* **DIRECTIONS FOR THIS TASK**:
Search the data for the word "icon" and copy every line that contains it.

Excerpts from an interface dataset
○ ○ ○ ○ ○ ○ ○
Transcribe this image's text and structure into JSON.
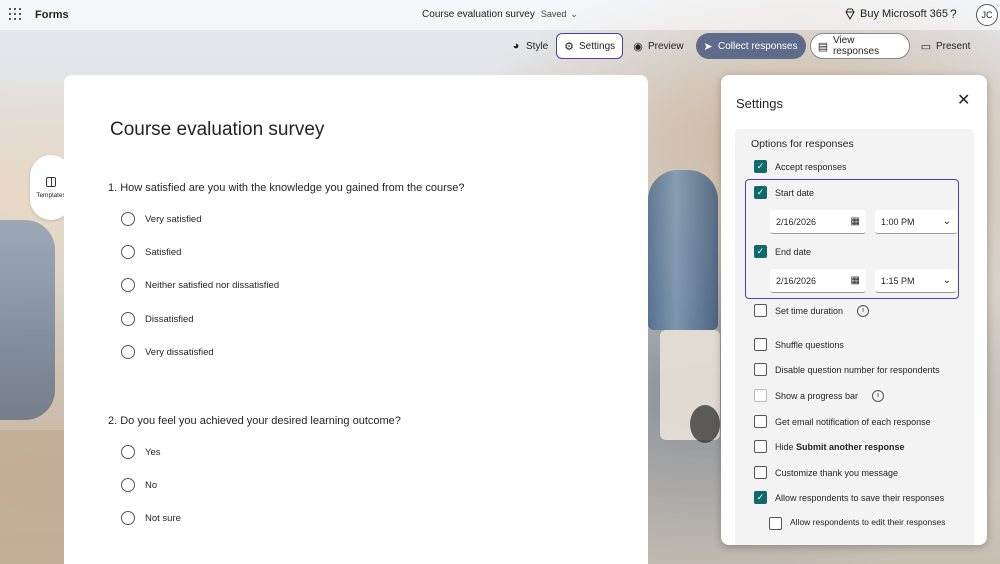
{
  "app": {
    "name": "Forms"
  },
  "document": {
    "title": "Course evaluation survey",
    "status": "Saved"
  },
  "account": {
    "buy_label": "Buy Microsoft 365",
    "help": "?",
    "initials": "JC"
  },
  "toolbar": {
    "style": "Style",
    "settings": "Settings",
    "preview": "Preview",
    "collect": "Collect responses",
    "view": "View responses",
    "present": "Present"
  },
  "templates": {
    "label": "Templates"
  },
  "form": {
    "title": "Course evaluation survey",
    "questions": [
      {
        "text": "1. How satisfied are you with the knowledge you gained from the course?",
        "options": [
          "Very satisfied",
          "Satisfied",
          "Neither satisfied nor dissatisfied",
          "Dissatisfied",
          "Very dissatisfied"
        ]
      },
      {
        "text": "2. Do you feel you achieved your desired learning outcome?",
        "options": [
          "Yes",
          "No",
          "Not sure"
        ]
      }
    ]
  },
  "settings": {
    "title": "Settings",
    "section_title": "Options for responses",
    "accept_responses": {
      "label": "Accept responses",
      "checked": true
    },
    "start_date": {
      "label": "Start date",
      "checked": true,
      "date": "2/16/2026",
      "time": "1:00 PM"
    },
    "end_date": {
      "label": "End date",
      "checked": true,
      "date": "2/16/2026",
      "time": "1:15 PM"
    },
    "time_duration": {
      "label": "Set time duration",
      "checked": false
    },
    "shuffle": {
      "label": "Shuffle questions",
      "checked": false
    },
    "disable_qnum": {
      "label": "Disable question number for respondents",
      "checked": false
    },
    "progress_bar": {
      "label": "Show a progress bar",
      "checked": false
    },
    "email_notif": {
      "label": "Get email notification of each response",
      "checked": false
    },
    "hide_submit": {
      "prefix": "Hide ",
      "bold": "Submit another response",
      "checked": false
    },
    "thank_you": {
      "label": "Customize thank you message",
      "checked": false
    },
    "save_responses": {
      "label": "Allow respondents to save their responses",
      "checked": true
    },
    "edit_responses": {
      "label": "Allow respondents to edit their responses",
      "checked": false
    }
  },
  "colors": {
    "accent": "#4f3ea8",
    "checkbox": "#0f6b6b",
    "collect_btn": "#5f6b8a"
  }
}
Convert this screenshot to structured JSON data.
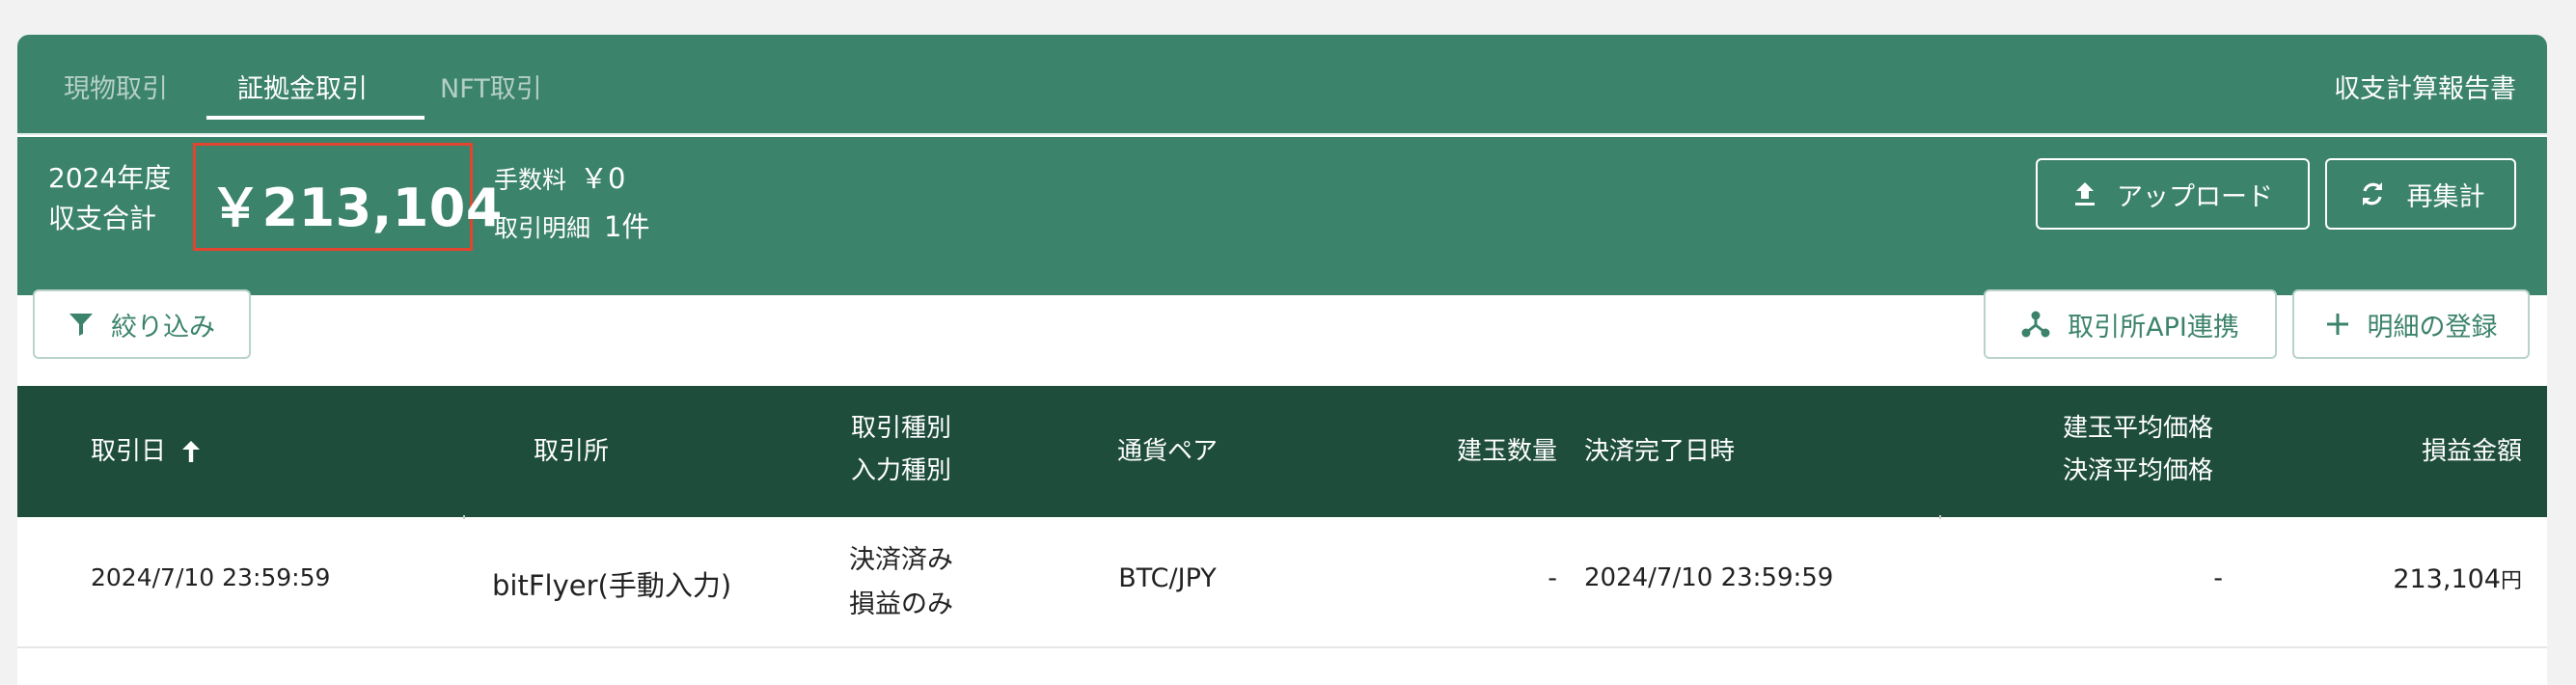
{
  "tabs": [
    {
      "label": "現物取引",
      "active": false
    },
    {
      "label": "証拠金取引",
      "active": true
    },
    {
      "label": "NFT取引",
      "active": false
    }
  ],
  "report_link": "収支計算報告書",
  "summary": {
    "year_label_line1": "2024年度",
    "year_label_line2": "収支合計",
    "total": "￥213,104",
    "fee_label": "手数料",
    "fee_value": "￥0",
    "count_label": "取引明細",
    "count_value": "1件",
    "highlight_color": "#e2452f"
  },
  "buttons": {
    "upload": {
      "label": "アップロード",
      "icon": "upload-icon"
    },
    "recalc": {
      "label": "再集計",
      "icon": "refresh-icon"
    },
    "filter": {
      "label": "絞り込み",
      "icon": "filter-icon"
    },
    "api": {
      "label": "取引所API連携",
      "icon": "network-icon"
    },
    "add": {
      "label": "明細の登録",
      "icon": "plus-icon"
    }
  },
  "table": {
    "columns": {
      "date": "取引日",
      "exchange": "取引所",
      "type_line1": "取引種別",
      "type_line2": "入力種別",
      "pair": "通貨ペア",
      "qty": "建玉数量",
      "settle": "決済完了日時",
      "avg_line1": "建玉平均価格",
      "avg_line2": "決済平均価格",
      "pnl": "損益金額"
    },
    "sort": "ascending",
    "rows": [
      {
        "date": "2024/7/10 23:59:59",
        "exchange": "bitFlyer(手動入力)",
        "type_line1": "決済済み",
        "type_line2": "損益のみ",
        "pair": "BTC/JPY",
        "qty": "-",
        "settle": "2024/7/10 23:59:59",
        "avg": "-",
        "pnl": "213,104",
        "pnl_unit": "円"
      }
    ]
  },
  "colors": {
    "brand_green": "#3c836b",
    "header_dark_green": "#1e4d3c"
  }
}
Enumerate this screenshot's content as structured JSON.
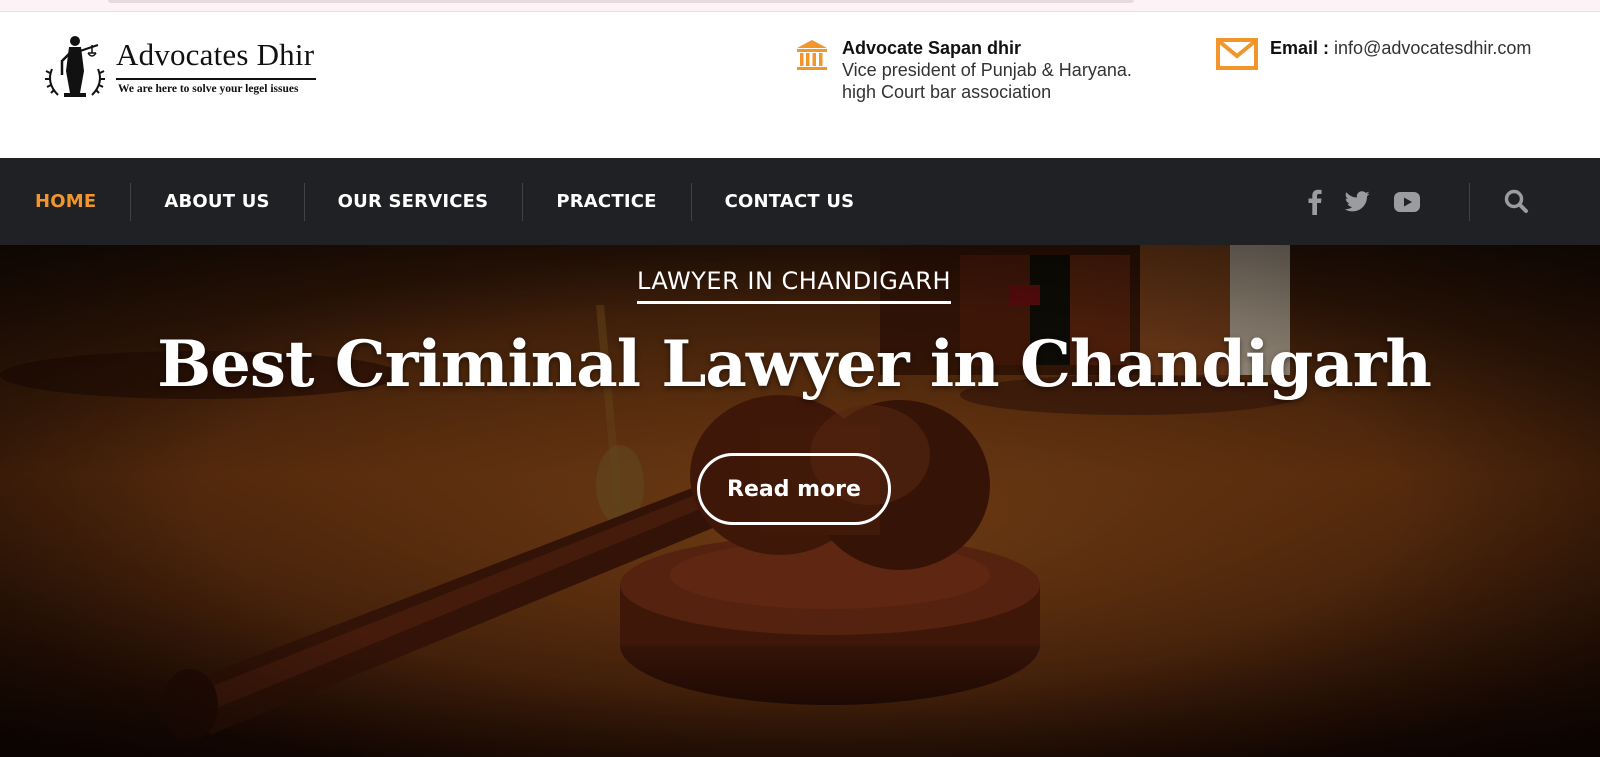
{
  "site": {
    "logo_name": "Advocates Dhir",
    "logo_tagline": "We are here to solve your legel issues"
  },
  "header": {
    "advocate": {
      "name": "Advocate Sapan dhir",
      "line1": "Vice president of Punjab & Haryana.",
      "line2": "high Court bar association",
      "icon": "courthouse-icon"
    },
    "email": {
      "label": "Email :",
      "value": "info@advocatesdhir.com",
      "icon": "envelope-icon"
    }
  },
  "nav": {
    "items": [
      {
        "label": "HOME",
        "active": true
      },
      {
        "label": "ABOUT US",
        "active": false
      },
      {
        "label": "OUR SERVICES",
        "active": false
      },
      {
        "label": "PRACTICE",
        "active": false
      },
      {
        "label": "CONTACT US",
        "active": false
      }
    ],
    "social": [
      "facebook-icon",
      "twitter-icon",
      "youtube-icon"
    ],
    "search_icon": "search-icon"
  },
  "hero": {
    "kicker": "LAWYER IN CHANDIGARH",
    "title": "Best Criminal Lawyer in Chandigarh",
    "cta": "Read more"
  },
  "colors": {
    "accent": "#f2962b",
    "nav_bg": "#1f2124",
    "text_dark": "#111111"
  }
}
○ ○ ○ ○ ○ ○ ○
* **OUTPUT FOR THIS TASK**:
      "icon": "upload-icon"
      "icon": "refresh-icon"
      "icon": "filter-icon"
      "icon": "network-icon"
      "icon": "plus-icon"
      "icon": "courthouse-icon"
      "icon": "envelope-icon"
      "facebook-icon",
      "twitter-icon",
      "youtube-icon"
    "search_icon": "search-icon"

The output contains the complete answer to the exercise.